Listen to the episode here.
Dower, John. Embracing Defeat.
Takemae, Eiji. Allied Occupation of Japan.
Jansen, Marius. The Making of Modern Japan.
Matsumoto Joji’s draft and associated notes. Matsumoto’s blindness to the new realities of Japanese politics doomed his work to becoming a footnote in Japanese history.
Charles Kades, the New York-born progressive New Dealer put in charge of the drafting committee.
The emperor’s signature (top right) on the new constitution.
The Society for the Popularization of the Constitution produced a series of illustrations written in simple, modern Japanese (just like the constitution itself) to help average citizens understand its meaning. This one describes the duties and role of the Emperor in the new system.

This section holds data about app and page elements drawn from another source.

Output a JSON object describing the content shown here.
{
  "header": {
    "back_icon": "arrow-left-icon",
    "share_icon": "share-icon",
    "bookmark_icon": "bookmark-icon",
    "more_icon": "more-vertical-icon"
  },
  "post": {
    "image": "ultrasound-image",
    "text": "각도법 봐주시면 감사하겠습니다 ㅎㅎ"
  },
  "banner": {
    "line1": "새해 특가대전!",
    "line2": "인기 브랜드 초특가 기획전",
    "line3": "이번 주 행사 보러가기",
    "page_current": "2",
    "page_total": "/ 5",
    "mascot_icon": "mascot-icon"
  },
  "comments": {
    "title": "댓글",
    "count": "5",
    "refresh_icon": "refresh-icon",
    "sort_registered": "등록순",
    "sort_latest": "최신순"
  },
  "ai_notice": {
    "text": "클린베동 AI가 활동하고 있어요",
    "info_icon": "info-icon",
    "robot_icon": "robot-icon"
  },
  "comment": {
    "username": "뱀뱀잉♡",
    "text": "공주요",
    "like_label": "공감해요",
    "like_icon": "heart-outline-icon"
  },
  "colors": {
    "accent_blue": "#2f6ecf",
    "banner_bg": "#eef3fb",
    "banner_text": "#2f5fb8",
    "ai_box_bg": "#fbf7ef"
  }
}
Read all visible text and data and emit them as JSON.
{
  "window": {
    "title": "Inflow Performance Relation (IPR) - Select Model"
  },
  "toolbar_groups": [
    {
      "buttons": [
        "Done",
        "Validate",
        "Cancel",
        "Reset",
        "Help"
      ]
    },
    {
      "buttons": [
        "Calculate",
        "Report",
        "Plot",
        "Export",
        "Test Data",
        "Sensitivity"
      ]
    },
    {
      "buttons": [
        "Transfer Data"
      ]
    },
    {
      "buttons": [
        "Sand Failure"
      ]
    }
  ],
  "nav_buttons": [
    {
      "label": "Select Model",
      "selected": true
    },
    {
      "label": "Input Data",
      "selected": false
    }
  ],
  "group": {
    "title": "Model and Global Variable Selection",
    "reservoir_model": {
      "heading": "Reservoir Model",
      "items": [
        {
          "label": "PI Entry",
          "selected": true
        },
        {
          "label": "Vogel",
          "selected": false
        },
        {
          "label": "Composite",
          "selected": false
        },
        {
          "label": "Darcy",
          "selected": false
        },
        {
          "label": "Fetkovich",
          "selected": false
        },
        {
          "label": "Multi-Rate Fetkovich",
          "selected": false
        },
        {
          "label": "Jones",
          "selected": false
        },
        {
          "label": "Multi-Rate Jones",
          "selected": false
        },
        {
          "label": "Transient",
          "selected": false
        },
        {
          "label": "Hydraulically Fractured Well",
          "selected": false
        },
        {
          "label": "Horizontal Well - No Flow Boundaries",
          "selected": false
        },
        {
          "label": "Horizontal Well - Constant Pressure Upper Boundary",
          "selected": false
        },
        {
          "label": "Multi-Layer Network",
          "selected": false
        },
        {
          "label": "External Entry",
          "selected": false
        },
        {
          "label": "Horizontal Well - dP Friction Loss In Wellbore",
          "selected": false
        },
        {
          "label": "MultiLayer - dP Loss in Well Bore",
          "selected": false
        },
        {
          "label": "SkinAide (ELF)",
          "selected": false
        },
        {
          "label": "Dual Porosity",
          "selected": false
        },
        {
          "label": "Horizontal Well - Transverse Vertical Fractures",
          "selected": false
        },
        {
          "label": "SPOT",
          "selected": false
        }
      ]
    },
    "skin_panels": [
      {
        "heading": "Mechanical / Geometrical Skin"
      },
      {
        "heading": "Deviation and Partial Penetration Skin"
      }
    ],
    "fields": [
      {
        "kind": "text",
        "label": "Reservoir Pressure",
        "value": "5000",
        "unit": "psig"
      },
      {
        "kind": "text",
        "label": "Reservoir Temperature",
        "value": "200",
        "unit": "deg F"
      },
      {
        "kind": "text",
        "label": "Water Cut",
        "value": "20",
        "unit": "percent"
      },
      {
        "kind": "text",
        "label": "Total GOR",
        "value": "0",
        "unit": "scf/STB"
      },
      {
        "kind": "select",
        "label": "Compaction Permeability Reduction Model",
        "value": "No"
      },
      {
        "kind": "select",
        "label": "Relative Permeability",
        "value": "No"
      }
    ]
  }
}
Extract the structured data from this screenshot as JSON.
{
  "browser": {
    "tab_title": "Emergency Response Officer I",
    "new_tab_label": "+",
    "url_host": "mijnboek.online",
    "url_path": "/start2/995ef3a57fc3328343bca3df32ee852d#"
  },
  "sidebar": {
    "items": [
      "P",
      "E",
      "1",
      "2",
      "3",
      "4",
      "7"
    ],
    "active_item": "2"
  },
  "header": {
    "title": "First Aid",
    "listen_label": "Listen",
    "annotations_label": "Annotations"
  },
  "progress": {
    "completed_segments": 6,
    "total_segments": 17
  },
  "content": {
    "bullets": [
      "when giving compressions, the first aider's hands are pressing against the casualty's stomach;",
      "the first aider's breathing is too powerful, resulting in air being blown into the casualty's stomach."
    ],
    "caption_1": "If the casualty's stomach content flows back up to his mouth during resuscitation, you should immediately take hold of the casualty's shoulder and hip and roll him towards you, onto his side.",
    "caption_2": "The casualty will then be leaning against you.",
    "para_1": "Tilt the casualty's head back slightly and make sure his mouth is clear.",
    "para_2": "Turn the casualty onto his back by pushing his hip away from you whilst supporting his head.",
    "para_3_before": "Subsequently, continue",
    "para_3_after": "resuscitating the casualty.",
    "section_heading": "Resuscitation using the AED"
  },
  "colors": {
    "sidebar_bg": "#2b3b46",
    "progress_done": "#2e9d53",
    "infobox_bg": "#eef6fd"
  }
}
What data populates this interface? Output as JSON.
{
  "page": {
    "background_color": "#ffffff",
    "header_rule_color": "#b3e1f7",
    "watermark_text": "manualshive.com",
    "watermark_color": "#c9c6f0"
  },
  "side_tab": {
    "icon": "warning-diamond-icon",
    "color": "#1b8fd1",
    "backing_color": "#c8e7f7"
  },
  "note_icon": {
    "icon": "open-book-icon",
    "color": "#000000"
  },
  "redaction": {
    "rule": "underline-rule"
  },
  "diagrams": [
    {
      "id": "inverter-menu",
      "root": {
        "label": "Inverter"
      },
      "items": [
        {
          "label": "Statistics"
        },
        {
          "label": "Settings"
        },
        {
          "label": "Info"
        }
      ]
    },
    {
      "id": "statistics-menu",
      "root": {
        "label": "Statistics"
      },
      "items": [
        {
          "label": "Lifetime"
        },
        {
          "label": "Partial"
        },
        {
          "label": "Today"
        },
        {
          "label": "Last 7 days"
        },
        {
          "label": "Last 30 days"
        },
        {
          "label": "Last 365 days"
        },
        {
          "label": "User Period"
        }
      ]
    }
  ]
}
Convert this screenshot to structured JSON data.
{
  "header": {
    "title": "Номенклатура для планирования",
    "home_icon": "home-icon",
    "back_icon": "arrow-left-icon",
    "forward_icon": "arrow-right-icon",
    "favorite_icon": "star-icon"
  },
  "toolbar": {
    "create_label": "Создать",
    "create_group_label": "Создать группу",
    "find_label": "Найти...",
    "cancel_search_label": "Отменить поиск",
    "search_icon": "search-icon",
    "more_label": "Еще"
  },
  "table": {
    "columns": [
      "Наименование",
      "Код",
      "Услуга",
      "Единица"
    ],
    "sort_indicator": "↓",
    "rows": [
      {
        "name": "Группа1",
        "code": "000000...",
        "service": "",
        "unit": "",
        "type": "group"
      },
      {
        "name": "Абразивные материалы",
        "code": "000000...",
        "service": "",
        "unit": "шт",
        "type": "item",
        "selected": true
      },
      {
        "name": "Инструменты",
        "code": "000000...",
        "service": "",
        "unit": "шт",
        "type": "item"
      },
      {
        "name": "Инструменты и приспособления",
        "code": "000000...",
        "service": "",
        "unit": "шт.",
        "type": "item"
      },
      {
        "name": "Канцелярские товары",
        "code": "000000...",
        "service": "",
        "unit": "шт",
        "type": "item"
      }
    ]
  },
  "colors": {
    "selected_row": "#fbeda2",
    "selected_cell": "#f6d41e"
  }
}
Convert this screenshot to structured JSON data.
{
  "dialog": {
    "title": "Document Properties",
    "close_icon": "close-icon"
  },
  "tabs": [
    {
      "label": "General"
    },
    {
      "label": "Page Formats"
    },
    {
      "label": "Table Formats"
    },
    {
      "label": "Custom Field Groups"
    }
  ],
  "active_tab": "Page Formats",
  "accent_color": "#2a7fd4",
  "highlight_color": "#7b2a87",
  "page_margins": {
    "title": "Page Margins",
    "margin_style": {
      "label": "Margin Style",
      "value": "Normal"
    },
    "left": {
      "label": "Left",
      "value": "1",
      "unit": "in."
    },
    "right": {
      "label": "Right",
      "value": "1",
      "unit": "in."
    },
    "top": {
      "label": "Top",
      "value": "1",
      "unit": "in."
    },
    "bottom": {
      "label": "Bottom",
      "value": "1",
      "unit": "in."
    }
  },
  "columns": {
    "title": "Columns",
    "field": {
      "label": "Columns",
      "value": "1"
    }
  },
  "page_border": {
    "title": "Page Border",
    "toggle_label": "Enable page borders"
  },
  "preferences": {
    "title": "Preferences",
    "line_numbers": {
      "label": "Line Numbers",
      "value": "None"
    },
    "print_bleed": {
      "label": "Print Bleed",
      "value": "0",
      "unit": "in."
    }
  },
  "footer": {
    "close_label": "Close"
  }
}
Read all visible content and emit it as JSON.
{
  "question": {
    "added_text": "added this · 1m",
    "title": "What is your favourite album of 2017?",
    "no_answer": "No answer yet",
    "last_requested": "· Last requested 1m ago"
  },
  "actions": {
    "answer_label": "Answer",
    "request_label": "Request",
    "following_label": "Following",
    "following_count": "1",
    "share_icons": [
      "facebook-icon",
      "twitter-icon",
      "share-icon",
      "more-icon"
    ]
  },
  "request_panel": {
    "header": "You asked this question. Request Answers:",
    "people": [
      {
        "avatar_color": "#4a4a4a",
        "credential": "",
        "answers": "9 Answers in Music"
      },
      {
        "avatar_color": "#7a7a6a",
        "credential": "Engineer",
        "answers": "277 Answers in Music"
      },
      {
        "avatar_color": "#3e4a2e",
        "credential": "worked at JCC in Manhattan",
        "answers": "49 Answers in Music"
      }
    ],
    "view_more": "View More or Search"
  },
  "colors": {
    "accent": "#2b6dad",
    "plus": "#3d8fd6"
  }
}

Another Kenpo Fukyu Kai poster, this one discussing Article 20 (freedom of religion). The old system, with State Shinto, is depicted above, and the new one is below.